BRIAN SOZZI: Myles, just got my hands on a good note from the folks at Evercore ISI. They're noting market-based Fed funds futures prices have been almost entirely unchanged during the past two-- or after the past two CPI reports. You look at the 10-year, it's barely moved, a little over 1.4%. I don't know your thinking on this, But at least to me, Myles, that suggests that the market believes, yes, what the Fed has been selling, in terms of inflation being transitory.

MYLES UDLAND: I think that, and I think it is also yet another reminder that when we are talking about what the market is pricing today, we're talking about the future. In the winter, when rates were backing up rapidly, the market was pricing in this period of higher inflation. We sit here today and the market is looking at inflation dynamics, used cars, airline tickets, these are things that are clearly transitory as they respond to one-time events.
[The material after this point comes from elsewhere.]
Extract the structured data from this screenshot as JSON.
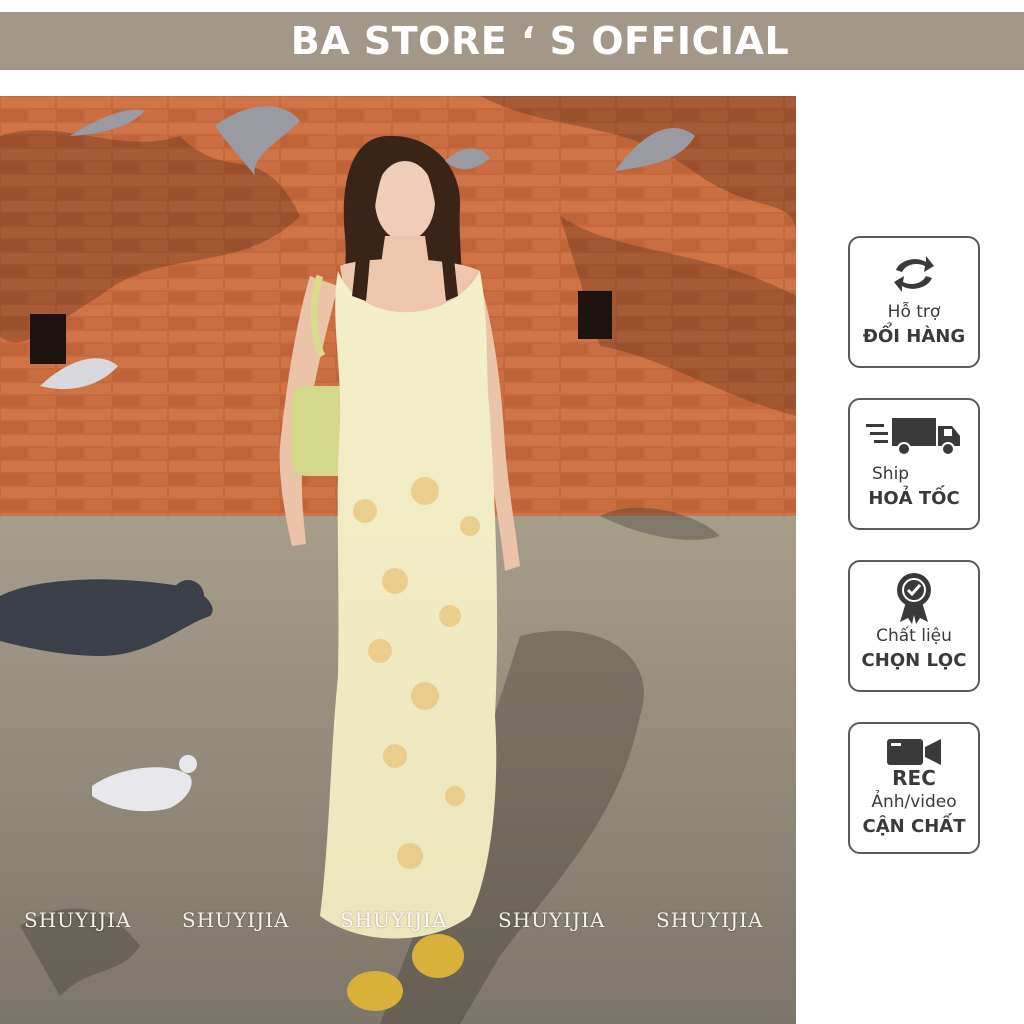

And so, the market looks forward, and says that 1 and 1/2 percent today, do I need to ask for a higher yield on the 10-year? Basically, do I need to price in more rate hikes? And the bond market digested that initial back up, that initial sell off in the winter, and sits here today, and says, you know, I think in the future, we are not going to see inflation, and we're not going to see rates rise at a faster rate than we have already anticipated.

And so, you know, it's a reminder, why is the stock market been flat over the last several months? It's because investors aren't sure that earnings growth is going to continue to get-- to continue to get even better in the years ahead. Now, we're talking 2022, 2023, and also that the multiple on the stock market may not expand over that time frame. Again, 12, 18 months out. So, always a reminder that the market is looking far forward-- you know, a lot more into the future than I think we kind of keep in mind here on a daily basis.